No tax hike in Southold Town’s tentative budget

Southold Town Supervisor Scott Russell presented a tentative town budget of almost $57 million for the 2024 fiscal year last week.

The budget, which will not be voted on by the Town Board until next month, calls for a 0% tax increase for the coming year.

“You cut in other areas, you find resources, such as [the American Rescue Plan Act] funding, you raise fees,” Mr. Russell said when asked how a 0% increase was possible. “There’s fund balances, money that was left over because we ran a tight ship last year, so you get to carry that money over … If you allocate for it in 2023, and you don’t spend it because you’re disciplined, then you can take that money and offset your needs for 2024.”

This 2024 budget will be Mr. Russell’s last, as he is not running for reelection as supervisor in November.

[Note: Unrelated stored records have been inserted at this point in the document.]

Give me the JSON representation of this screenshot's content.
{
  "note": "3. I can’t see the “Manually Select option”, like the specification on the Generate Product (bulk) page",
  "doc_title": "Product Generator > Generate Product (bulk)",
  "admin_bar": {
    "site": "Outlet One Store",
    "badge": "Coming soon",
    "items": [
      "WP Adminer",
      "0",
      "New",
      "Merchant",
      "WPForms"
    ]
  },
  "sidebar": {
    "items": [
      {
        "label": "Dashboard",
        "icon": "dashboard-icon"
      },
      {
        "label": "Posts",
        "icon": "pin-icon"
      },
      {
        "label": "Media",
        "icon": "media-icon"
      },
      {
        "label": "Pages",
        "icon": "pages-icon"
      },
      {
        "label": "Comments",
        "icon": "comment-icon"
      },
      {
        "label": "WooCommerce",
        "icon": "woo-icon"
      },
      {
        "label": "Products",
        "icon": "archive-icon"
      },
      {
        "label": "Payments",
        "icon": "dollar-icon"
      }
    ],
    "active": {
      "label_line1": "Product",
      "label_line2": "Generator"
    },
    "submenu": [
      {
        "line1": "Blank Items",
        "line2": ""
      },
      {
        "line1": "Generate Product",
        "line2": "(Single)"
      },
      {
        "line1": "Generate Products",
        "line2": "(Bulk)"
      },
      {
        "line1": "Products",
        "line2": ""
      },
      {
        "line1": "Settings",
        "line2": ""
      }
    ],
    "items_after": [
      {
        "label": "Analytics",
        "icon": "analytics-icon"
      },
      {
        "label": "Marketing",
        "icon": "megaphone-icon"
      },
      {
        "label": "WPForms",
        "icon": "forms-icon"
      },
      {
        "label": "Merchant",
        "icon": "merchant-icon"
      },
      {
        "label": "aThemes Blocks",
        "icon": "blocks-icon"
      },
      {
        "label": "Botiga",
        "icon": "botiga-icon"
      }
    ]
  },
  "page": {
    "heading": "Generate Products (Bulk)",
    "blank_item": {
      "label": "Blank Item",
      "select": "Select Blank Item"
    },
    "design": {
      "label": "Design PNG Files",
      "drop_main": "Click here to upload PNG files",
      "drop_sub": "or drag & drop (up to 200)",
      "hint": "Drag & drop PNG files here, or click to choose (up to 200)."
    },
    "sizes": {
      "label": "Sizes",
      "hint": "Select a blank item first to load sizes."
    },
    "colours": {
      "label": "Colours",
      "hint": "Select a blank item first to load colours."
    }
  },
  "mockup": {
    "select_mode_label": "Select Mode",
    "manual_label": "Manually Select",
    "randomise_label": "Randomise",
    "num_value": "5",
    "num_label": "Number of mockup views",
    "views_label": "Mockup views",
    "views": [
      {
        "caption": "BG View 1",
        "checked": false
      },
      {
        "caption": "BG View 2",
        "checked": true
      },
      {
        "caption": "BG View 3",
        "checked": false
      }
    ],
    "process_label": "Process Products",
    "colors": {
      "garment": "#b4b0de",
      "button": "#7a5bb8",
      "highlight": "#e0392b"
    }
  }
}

He has occupied that seat for 18 years, first winning election in 2005.

Mr. Russell said allocations in his tentative budget total $56,827,330, an increase of $1,096,644 over the 2023 budget.

“Although our overall spending went down, the difference for the increase was the increase in New York State retirement and medical [costs],” Mr. Russell said. “Public safety is the biggest part of the budget. When you’re talking about new hiring and new equipment you are talking about quite a bit of money.”

Mr. Russell said the 2024 tentative budget accounts for four new police officers, two new safety dispatchers, additional soft body armor, partial reimbursement for Tasers and five new vehicles. The budget also includes funds allocated for enhancing cybersecurity.

“We have three firewalls, but we’re regularly performing testing and upgrades to make sure what happened to Suffolk County doesn’t happen to us,” Mr. Russell said, referring to the 2022 cyberattacks that disrupted services and may have compromised the personal data of hundreds of thousands of county residents.

As for public works allocations, the supervisor said “I would say some of the infrastructure needs were probably some of the bigger expenditures this year … There’s about $1.9 million in there for road construction, resurfacing and maintenance, another $250,000 for the reconstruction of an entire road [Wunneweta Road] in Cutchogue.”

The budget also includes funds for updating the gas street lamps on Love Lane, upgrades to a recently acquired town property at the corner of New Suffolk Avenue and Main Road for a community park and the continuation of the Bay To Sound project, which, since 2007, has aimed to create a cross-fork trail network linking land owned by the town, Suffolk County and Greenport Village .

Regarding environmental concerns, the budget includes the continued funding of the Narrow River Road water quality project, the town’s participation in the Peconic Estuary Partnership, stormwater mitigation and water quality improvement projects. There is also $100,000 allocated for a new line item: a Coastal Resiliency Preparedness Action Plan. Mr. Russell noted that these funds and mitigation plans will not be enough to solve all of the town’s current and future battles with rising sea levels, but are designed to “get the ball rolling.”

“We can’t go it alone,” he added. “Any effective approach to resiliency is going to require an inter-agency, intergovernmental response and plan … it’s probably going to require annual allocation.”

Looking back on proposing a total of 17 yearly budgets throughout his tenure, Mr. Russell said he was proud to draft his latest with a 0% tax increase. He hopes future budgets will also minimize tax hikes.

“There’s some concerns with regard to inflation and all the impacts that will have on goods and services,” the supervisor said. “We also have challenges with regard to increases in our medical costs for New York State and retirement costs, so there’s ongoing challenges here. But we came in at a 0% tax rate, we’re in very good financial shape. We need to do everything we can to maintain that financial shape so that we can produce budgets annually that have either nominal or no increase in the tax rate.”